Anastasia Tataryn's, PhD research studies labour and employment law, immigration law and national citizenship, and resistance. Anastasia’s research draws on de-coloniality, anarchist thought, feminist theories and post-structuralist approaches to law. Her most recent project explores ideas of home, sovereignty, ecology, and place. She holds a PhD in Law from Birkbeck, University of London, an LLM from Osgoode Hall Law School, an MA in History from York University, and a BA from the University of Saskatchewan. She has published widely in journals including Law and Critique, Law Culture and the Humanities, Comparative Law Review.  Law, Migration and Precarious Labour: Ecotechnics of the Social is her first monograph. anastaziyatataryn.net

Patricia Tuitt's publications include the monographs, False Images: Law’s Construction of the Refugee (1996) and Race, Law, Resistance (2004). She is co-editor of Critical Beings: Law, Nation and the Global Legal Subject (2004) and Crime Fiction and the Law (2016). Recent published articles include Walter Benjamin, Race and the Critique of Rights (2019) and European Empires in Conflict: The Brexit Years (2020). Patricia is a member of the Policy Council of Liberty, the Editorial Committee of Feminist Legal Studies and the Board of Global Research Network (GRN).

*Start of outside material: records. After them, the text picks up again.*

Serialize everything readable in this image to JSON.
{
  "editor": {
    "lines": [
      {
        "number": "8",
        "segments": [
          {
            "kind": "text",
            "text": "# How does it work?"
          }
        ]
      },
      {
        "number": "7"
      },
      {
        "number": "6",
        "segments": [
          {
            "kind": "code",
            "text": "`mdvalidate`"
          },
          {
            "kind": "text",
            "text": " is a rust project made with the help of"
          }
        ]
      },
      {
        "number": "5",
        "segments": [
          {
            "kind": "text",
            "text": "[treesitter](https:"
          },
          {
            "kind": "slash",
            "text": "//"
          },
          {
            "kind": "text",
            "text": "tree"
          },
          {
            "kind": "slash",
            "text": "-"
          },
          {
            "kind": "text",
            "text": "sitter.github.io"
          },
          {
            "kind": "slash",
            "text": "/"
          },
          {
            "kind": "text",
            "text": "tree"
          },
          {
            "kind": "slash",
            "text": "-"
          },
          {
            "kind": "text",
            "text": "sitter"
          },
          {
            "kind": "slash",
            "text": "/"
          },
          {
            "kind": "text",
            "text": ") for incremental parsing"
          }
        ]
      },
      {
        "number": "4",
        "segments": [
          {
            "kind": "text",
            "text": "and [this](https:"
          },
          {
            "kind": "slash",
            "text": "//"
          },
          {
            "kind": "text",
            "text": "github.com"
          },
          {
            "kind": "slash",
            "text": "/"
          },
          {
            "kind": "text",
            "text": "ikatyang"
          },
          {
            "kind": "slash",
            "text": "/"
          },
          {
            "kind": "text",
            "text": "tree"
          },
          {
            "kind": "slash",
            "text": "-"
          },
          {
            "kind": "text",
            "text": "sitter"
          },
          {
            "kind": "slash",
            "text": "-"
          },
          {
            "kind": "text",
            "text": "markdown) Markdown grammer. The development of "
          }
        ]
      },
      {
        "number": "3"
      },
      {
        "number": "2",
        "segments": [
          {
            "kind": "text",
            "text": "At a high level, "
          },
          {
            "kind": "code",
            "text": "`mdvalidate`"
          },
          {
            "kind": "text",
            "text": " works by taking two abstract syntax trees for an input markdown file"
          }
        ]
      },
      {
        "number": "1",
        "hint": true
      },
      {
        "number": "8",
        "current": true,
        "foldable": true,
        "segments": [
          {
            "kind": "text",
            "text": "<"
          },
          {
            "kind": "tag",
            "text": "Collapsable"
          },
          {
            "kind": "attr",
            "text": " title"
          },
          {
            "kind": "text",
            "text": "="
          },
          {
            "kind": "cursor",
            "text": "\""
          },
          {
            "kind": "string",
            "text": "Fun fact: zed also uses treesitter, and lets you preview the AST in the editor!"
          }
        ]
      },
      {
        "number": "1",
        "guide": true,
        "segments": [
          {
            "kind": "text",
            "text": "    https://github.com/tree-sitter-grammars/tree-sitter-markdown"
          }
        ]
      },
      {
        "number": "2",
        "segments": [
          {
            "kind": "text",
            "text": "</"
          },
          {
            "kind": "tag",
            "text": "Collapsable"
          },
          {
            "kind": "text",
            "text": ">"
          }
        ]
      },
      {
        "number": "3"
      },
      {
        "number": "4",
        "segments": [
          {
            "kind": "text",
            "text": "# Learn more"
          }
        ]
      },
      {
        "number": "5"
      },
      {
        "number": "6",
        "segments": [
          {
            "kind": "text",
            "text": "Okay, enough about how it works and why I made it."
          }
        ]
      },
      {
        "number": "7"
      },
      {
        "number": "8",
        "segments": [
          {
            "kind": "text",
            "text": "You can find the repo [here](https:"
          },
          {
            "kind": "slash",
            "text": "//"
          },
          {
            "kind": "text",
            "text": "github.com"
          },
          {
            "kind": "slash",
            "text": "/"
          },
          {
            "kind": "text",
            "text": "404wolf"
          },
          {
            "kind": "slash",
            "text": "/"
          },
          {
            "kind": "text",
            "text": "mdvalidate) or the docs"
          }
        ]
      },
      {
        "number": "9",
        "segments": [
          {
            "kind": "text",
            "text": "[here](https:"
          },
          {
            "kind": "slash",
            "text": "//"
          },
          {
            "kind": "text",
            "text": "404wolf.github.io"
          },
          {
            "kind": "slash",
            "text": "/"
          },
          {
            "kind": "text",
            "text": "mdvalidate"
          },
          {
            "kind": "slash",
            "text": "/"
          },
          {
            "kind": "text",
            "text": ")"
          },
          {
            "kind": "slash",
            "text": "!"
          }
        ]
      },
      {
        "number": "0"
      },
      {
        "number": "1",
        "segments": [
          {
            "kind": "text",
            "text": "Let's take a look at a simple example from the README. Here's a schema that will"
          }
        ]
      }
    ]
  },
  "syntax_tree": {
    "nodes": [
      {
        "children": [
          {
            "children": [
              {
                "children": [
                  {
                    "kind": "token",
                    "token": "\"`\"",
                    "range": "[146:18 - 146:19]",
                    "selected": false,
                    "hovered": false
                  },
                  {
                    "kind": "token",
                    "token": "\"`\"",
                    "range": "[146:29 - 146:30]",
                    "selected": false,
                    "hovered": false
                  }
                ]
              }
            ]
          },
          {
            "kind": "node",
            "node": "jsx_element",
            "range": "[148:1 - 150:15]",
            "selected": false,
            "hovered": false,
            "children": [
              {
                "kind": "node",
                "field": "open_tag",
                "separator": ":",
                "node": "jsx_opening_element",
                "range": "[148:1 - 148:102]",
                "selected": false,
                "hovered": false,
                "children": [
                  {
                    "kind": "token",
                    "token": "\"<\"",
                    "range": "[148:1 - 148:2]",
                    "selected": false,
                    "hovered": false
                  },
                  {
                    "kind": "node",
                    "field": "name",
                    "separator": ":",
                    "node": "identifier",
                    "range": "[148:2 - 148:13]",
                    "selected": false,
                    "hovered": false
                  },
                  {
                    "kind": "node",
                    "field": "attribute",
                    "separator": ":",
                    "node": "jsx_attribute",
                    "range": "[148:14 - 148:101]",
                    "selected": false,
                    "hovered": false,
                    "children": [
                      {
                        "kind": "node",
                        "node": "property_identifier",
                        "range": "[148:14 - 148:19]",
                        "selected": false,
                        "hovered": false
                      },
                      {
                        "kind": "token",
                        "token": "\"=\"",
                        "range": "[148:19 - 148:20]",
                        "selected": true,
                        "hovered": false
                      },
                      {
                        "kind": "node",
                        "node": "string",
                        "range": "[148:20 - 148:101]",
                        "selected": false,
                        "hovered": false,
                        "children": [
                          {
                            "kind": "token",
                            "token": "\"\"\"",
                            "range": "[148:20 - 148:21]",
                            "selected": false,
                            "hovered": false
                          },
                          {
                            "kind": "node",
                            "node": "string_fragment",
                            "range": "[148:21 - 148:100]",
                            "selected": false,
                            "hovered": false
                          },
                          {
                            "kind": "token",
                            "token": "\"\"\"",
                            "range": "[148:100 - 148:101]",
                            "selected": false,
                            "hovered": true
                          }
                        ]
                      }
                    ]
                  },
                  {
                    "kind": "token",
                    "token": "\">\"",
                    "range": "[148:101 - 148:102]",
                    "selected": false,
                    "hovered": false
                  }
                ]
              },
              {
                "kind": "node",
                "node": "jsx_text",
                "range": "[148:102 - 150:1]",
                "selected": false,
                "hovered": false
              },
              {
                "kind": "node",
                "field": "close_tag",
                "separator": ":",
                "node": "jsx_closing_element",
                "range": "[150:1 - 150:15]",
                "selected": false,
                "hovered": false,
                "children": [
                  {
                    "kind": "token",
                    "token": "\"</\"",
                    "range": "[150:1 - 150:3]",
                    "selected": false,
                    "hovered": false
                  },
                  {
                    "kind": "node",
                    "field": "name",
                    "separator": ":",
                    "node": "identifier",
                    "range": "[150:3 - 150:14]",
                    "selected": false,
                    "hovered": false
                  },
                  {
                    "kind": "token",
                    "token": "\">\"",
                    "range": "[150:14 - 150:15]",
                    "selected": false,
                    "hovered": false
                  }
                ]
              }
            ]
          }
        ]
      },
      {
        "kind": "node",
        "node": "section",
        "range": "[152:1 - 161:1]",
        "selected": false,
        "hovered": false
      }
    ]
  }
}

Cristina Vanin's, PhD major research interests are focused on the role that theology can have in helping us respond adequately to the ecological crisis. In this she has been influenced by the thought of Passionist priest, Thomas Berry, and Canadian Jesuit, Bernard Lonergan. Recent publications include: “Ecological Conversion, Healing, and the Integral Ecology of Laudato Si’,” in Everything is Interconnected: Towards a Globalization with a Human Face and An Integral Ecology. Edited by Joseph Ogbonnaya and Lucas Briola, 2019: 199-214; “Ecological Transformation through Attentiveness and Intimacy,” in Encountering Earth: Thinking Theologically With a More-Than-Human World, Edited by Trevor Bechtel, Matthew Eaton, and Timothy Harvie, 2018: 178-189; “Care and Compassion: The Need for an Integral Ecology,” in Ecotheology and Nonhuman Ethics in Society: A Community of Compassion, Edited by Melissa J. Brotton, Lexington Books, 2017: 179-195; and “Ecological Conversion: What Does It Mean?” in Theological Studies 2016, Vol. 77 (2): 328-352, co-written with Neil Ormerod.